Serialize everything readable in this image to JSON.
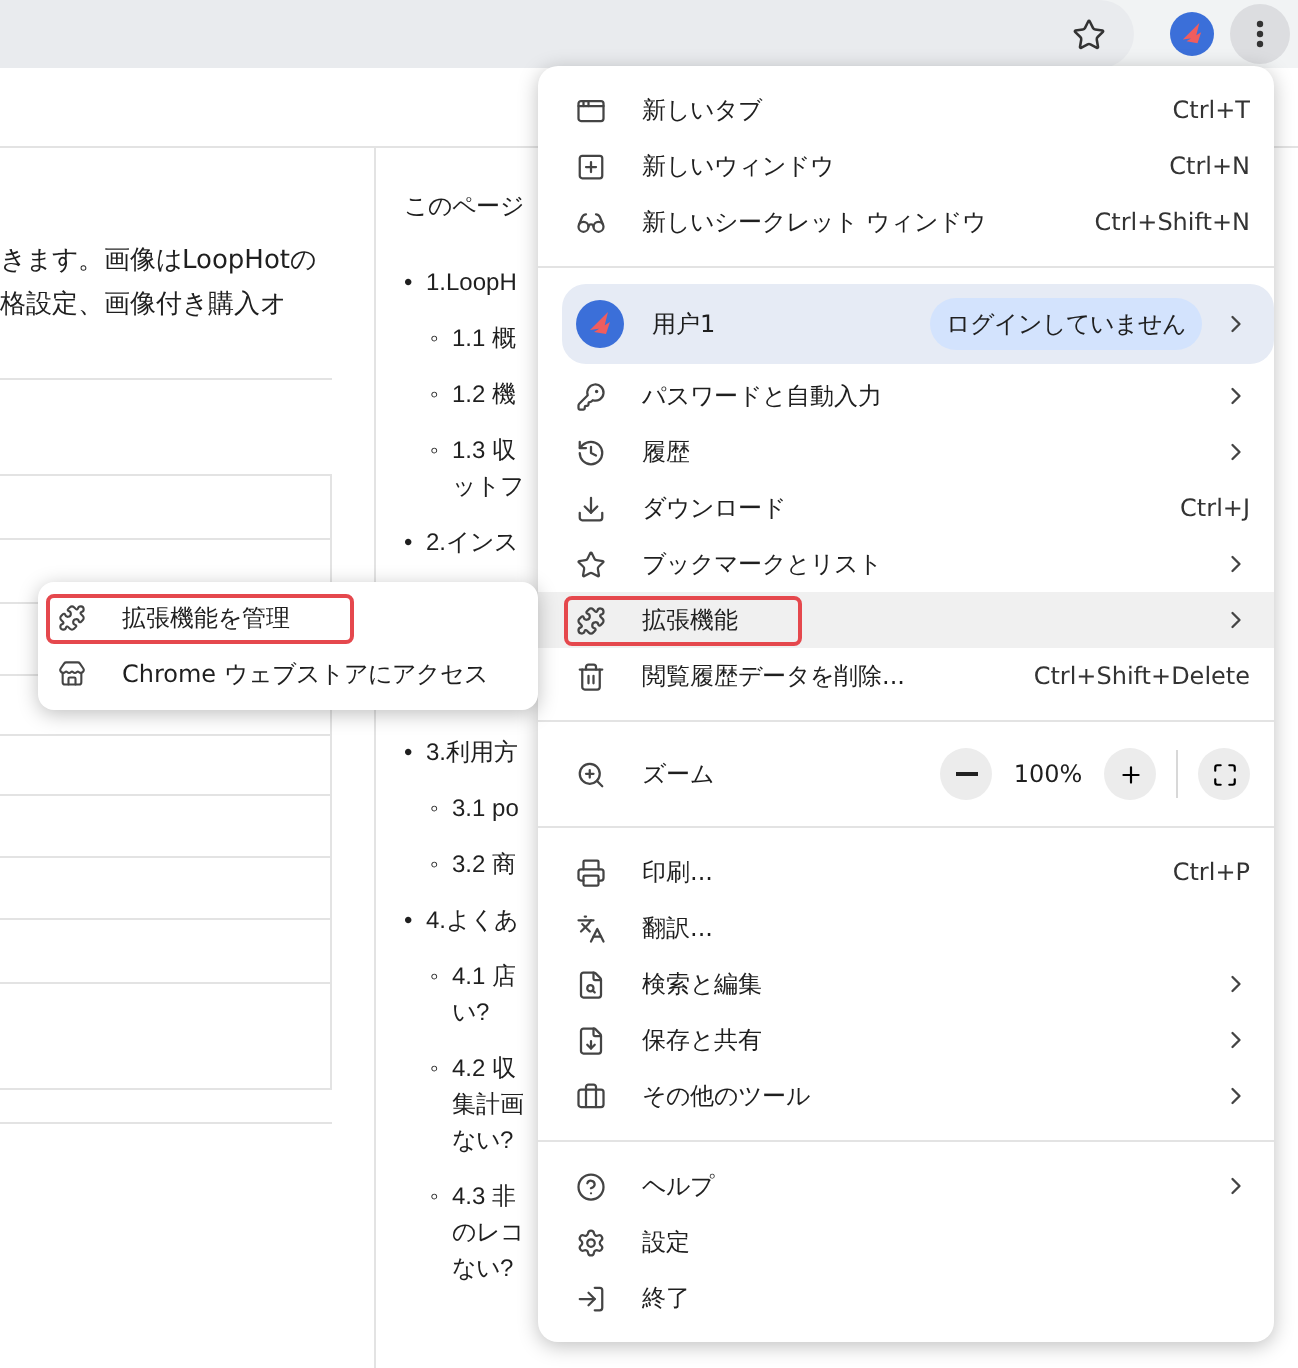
{
  "page": {
    "paragraph_lines": [
      "きます。画像はLoopHotの",
      "格設定、画像付き購入オ"
    ],
    "toc_title": "このページ",
    "toc": [
      {
        "marker": "•",
        "lines": [
          "1.LoopH"
        ],
        "children": [
          {
            "marker": "◦",
            "lines": [
              "1.1 概"
            ]
          },
          {
            "marker": "◦",
            "lines": [
              "1.2 機"
            ]
          },
          {
            "marker": "◦",
            "lines": [
              "1.3 収",
              "ットフ"
            ]
          }
        ]
      },
      {
        "marker": "•",
        "lines": [
          "2.インス"
        ]
      },
      {
        "marker": "•",
        "lines": [
          "3.利用方"
        ],
        "children": [
          {
            "marker": "◦",
            "lines": [
              "3.1 po"
            ]
          },
          {
            "marker": "◦",
            "lines": [
              "3.2 商"
            ]
          }
        ]
      },
      {
        "marker": "•",
        "lines": [
          "4.よくあ"
        ],
        "children": [
          {
            "marker": "◦",
            "lines": [
              "4.1 店",
              "い?"
            ]
          },
          {
            "marker": "◦",
            "lines": [
              "4.2 収",
              "集計画",
              "ない?"
            ]
          },
          {
            "marker": "◦",
            "lines": [
              "4.3 非",
              "のレコ",
              "ない?"
            ]
          }
        ]
      }
    ]
  },
  "menu": {
    "items": [
      {
        "kind": "item",
        "label": "新しいタブ",
        "shortcut": "Ctrl+T",
        "submenu": false,
        "highlighted": false,
        "outlined": false
      },
      {
        "kind": "item",
        "label": "新しいウィンドウ",
        "shortcut": "Ctrl+N",
        "submenu": false,
        "highlighted": false,
        "outlined": false
      },
      {
        "kind": "item",
        "label": "新しいシークレット ウィンドウ",
        "shortcut": "Ctrl+Shift+N",
        "submenu": false,
        "highlighted": false,
        "outlined": false
      },
      {
        "kind": "divider"
      },
      {
        "kind": "profile",
        "label": "用户1",
        "badge": "ログインしていません"
      },
      {
        "kind": "item",
        "label": "パスワードと自動入力",
        "submenu": true,
        "highlighted": false,
        "outlined": false
      },
      {
        "kind": "item",
        "label": "履歴",
        "submenu": true,
        "highlighted": false,
        "outlined": false
      },
      {
        "kind": "item",
        "label": "ダウンロード",
        "shortcut": "Ctrl+J",
        "submenu": false,
        "highlighted": false,
        "outlined": false
      },
      {
        "kind": "item",
        "label": "ブックマークとリスト",
        "submenu": true,
        "highlighted": false,
        "outlined": false
      },
      {
        "kind": "item",
        "label": "拡張機能",
        "submenu": true,
        "highlighted": true,
        "outlined": true
      },
      {
        "kind": "item",
        "label": "閲覧履歴データを削除...",
        "shortcut": "Ctrl+Shift+Delete",
        "submenu": false,
        "highlighted": false,
        "outlined": false
      },
      {
        "kind": "divider"
      },
      {
        "kind": "zoom",
        "label": "ズーム",
        "value": "100%"
      },
      {
        "kind": "divider"
      },
      {
        "kind": "item",
        "label": "印刷...",
        "shortcut": "Ctrl+P",
        "submenu": false,
        "highlighted": false,
        "outlined": false
      },
      {
        "kind": "item",
        "label": "翻訳...",
        "submenu": false,
        "highlighted": false,
        "outlined": false
      },
      {
        "kind": "item",
        "label": "検索と編集",
        "submenu": true,
        "highlighted": false,
        "outlined": false
      },
      {
        "kind": "item",
        "label": "保存と共有",
        "submenu": true,
        "highlighted": false,
        "outlined": false
      },
      {
        "kind": "item",
        "label": "その他のツール",
        "submenu": true,
        "highlighted": false,
        "outlined": false
      },
      {
        "kind": "divider"
      },
      {
        "kind": "item",
        "label": "ヘルプ",
        "submenu": true,
        "highlighted": false,
        "outlined": false
      },
      {
        "kind": "item",
        "label": "設定",
        "submenu": false,
        "highlighted": false,
        "outlined": false
      },
      {
        "kind": "item",
        "label": "終了",
        "submenu": false,
        "highlighted": false,
        "outlined": false
      }
    ]
  },
  "submenu": {
    "items": [
      {
        "label": "拡張機能を管理",
        "outlined": true
      },
      {
        "label": "Chrome ウェブストアにアクセス",
        "outlined": false
      }
    ]
  }
}
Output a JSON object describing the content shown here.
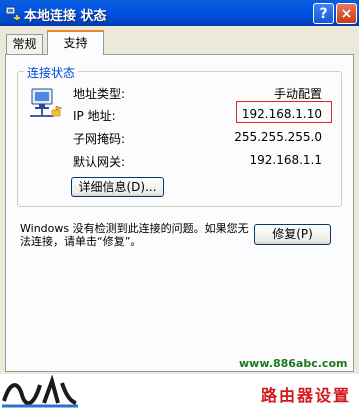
{
  "window": {
    "title": "本地连接 状态",
    "help_label": "?",
    "close_label": "×"
  },
  "tabs": [
    {
      "label": "常规"
    },
    {
      "label": "支持"
    }
  ],
  "connection_status": {
    "legend": "连接状态",
    "fields": [
      {
        "label": "地址类型:",
        "value": "手动配置"
      },
      {
        "label": "IP 地址:",
        "value": "192.168.1.10"
      },
      {
        "label": "子网掩码:",
        "value": "255.255.255.0"
      },
      {
        "label": "默认网关:",
        "value": "192.168.1.1"
      }
    ],
    "details_button": "详细信息(D)..."
  },
  "notice": "Windows 没有检测到此连接的问题。如果您无法连接，请单击“修复”。",
  "repair_button": "修复(P)",
  "watermark": {
    "url": "www.886abc.com",
    "caption": "路由器设置"
  },
  "colors": {
    "titlebar": "#0055e5",
    "highlight_border": "#e3251a",
    "group_legend": "#0046d5"
  }
}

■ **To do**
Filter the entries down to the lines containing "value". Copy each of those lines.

■ **Solved problem**
        "value": "100%"
        "value": "手动配置"
        "value": "192.168.1.10"
        "value": "255.255.255.0"
        "value": "192.168.1.1"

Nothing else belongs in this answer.